### Directions
Set down the entries below exactly; drop the pictures.

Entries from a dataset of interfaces
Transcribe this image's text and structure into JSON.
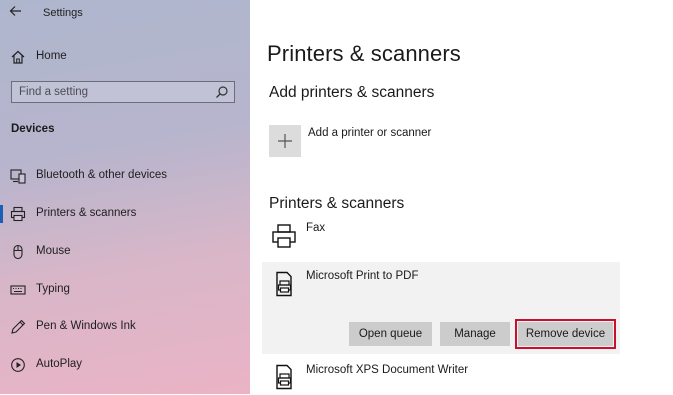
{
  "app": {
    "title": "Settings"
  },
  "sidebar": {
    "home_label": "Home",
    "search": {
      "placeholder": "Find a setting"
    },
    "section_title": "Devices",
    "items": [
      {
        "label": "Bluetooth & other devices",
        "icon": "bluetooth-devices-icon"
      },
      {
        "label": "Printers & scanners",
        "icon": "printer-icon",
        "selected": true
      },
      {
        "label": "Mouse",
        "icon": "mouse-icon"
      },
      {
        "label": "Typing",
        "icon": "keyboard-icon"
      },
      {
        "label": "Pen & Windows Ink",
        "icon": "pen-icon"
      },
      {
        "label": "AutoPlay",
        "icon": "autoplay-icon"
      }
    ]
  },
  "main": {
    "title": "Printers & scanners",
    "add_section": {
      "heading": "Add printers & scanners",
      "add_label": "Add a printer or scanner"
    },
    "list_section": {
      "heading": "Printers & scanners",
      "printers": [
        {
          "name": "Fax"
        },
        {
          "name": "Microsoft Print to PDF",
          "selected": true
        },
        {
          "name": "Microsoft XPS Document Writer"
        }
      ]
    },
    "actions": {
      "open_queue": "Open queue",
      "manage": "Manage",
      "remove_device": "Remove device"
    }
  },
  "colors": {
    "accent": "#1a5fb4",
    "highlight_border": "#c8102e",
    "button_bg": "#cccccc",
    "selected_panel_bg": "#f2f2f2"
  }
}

### Completed exercise
Transcribe this image's text and structure into JSON.
{
  "app": {
    "title": "Settings"
  },
  "sidebar": {
    "home_label": "Home",
    "search": {
      "placeholder": "Find a setting"
    },
    "section_title": "Devices",
    "items": [
      {
        "label": "Bluetooth & other devices",
        "icon": "bluetooth-devices-icon"
      },
      {
        "label": "Printers & scanners",
        "icon": "printer-icon",
        "selected": true
      },
      {
        "label": "Mouse",
        "icon": "mouse-icon"
      },
      {
        "label": "Typing",
        "icon": "keyboard-icon"
      },
      {
        "label": "Pen & Windows Ink",
        "icon": "pen-icon"
      },
      {
        "label": "AutoPlay",
        "icon": "autoplay-icon"
      }
    ]
  },
  "main": {
    "title": "Printers & scanners",
    "add_section": {
      "heading": "Add printers & scanners",
      "add_label": "Add a printer or scanner"
    },
    "list_section": {
      "heading": "Printers & scanners",
      "printers": [
        {
          "name": "Fax"
        },
        {
          "name": "Microsoft Print to PDF",
          "selected": true
        },
        {
          "name": "Microsoft XPS Document Writer"
        }
      ]
    },
    "actions": {
      "open_queue": "Open queue",
      "manage": "Manage",
      "remove_device": "Remove device"
    }
  },
  "colors": {
    "accent": "#1a5fb4",
    "highlight_border": "#c8102e",
    "button_bg": "#cccccc",
    "selected_panel_bg": "#f2f2f2"
  }
}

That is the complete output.